• [PROBLEM REQUIREMENTS]: Your answer should consist of the lines holding "title", copied from the material below.

======== INFORMATION GIVEN ========

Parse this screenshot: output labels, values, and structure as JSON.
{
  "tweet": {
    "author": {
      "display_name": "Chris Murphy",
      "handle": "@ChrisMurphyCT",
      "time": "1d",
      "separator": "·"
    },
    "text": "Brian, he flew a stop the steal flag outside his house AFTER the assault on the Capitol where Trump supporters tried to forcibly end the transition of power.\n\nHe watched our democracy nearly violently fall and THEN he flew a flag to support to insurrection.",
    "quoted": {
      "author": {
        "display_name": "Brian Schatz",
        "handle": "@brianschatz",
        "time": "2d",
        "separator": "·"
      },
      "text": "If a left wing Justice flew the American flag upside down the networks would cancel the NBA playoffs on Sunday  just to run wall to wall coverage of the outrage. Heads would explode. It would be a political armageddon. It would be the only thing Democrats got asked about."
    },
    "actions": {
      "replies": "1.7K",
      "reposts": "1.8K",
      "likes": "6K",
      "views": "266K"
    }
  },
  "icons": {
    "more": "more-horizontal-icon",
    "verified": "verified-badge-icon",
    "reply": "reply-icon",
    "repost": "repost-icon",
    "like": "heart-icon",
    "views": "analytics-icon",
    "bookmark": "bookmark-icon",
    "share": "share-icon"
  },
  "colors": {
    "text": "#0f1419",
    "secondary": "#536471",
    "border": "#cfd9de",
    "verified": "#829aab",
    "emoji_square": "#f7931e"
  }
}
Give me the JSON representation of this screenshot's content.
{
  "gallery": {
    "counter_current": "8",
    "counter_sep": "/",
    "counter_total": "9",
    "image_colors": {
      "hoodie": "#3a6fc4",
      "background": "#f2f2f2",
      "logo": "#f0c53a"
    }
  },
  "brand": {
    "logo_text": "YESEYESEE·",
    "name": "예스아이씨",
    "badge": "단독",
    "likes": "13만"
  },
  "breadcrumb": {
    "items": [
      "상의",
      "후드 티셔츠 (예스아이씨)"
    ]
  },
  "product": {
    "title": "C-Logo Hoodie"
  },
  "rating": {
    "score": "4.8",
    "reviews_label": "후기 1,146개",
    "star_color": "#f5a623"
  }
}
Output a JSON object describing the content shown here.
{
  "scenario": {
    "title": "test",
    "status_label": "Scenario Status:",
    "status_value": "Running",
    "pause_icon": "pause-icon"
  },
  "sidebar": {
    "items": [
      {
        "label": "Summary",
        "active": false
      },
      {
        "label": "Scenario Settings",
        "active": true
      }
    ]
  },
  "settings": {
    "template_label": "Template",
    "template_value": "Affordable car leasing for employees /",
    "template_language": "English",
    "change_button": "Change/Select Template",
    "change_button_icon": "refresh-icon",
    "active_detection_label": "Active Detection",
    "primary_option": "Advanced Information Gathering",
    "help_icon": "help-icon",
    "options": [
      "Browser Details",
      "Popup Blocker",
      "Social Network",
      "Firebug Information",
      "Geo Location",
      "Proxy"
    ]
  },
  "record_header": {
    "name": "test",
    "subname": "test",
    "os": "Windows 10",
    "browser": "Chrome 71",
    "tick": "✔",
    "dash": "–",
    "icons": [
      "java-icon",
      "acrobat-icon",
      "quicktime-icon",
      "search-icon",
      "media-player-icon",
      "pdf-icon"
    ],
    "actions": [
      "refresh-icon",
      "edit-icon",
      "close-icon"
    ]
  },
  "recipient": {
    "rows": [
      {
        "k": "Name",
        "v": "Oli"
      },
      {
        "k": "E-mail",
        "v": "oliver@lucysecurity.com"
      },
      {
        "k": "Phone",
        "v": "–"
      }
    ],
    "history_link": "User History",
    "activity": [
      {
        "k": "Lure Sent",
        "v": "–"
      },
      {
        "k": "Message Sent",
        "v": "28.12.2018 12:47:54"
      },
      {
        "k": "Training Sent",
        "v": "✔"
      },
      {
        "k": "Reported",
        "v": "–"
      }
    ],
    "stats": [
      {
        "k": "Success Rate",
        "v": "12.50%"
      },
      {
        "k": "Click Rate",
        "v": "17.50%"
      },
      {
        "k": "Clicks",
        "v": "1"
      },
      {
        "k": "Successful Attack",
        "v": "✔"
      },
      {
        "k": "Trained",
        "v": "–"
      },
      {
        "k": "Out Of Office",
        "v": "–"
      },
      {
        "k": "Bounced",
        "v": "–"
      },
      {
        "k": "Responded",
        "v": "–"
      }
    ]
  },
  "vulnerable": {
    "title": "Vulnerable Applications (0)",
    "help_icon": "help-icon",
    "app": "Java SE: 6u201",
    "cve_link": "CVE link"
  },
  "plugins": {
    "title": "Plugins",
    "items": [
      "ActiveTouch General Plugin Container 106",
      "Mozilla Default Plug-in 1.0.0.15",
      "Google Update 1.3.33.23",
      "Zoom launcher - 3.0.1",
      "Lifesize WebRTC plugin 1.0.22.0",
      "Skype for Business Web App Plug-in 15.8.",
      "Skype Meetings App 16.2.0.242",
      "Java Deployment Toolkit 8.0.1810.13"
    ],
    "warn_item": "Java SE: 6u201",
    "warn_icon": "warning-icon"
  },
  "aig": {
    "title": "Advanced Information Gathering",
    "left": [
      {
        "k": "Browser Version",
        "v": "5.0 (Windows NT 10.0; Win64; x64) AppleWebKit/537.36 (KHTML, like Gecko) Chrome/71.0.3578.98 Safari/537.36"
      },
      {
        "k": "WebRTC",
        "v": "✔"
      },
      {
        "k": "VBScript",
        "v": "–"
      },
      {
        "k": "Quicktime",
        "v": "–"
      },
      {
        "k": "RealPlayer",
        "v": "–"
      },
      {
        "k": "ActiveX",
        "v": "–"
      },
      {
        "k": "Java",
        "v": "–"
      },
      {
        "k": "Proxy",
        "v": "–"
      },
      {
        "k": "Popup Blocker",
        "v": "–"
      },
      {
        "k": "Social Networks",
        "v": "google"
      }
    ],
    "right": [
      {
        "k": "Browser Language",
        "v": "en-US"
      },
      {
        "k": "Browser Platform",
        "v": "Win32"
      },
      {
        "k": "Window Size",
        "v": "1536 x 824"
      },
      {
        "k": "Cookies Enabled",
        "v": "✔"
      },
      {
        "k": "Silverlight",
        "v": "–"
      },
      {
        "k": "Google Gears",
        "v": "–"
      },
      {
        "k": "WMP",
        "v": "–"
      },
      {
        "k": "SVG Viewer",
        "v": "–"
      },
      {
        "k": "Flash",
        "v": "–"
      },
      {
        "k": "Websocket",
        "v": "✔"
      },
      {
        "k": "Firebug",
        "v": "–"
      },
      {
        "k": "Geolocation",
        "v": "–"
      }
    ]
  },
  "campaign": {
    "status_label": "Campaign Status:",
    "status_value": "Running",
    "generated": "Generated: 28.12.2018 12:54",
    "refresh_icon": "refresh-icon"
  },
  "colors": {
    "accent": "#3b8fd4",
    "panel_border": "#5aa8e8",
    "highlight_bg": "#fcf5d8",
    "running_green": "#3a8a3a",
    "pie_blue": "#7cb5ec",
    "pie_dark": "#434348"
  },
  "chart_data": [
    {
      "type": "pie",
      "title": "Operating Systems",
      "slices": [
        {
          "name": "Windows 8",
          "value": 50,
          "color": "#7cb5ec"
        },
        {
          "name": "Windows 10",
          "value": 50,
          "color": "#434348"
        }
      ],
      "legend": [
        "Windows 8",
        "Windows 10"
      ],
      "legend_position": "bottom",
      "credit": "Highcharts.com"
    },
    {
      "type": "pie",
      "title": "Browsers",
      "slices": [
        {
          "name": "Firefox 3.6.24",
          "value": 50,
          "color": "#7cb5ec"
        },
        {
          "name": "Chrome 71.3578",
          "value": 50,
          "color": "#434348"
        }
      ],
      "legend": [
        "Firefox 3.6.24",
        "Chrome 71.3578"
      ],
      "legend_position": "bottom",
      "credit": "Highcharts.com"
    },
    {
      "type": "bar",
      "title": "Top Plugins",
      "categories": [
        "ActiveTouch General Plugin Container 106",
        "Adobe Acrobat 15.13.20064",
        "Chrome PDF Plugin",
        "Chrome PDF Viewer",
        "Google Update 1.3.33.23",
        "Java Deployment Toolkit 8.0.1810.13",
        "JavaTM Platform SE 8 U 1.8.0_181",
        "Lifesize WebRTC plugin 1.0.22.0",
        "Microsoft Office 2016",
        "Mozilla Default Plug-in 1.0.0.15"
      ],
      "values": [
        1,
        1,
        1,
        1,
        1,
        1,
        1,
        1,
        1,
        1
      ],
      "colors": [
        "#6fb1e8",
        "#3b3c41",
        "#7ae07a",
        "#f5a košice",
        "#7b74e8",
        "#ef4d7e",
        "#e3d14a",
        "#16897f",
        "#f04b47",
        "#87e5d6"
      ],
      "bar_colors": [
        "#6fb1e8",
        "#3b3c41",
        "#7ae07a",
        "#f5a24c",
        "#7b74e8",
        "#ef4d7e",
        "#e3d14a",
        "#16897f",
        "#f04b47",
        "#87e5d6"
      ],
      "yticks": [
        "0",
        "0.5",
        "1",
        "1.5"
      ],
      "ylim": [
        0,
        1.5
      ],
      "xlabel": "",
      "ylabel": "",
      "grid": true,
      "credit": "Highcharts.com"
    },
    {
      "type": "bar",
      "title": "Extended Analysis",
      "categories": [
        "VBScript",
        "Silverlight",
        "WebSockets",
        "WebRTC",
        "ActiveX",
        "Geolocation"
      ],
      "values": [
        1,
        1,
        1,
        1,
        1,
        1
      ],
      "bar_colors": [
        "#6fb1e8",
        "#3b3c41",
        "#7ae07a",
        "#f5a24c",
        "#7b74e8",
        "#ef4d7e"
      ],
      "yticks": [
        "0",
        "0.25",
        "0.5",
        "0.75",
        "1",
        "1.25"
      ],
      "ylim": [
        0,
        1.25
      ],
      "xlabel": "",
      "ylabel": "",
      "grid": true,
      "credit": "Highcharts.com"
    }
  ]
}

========

• [ANSWER TO THIS EXERCISE]:
    "title": "C-Logo Hoodie"
    "title": "test",
    "title": "Vulnerable Applications (0)",
    "title": "Plugins",
    "title": "Advanced Information Gathering",
      "title": "Operating Systems",
      "title": "Browsers",
      "title": "Top Plugins",
      "title": "Extended Analysis",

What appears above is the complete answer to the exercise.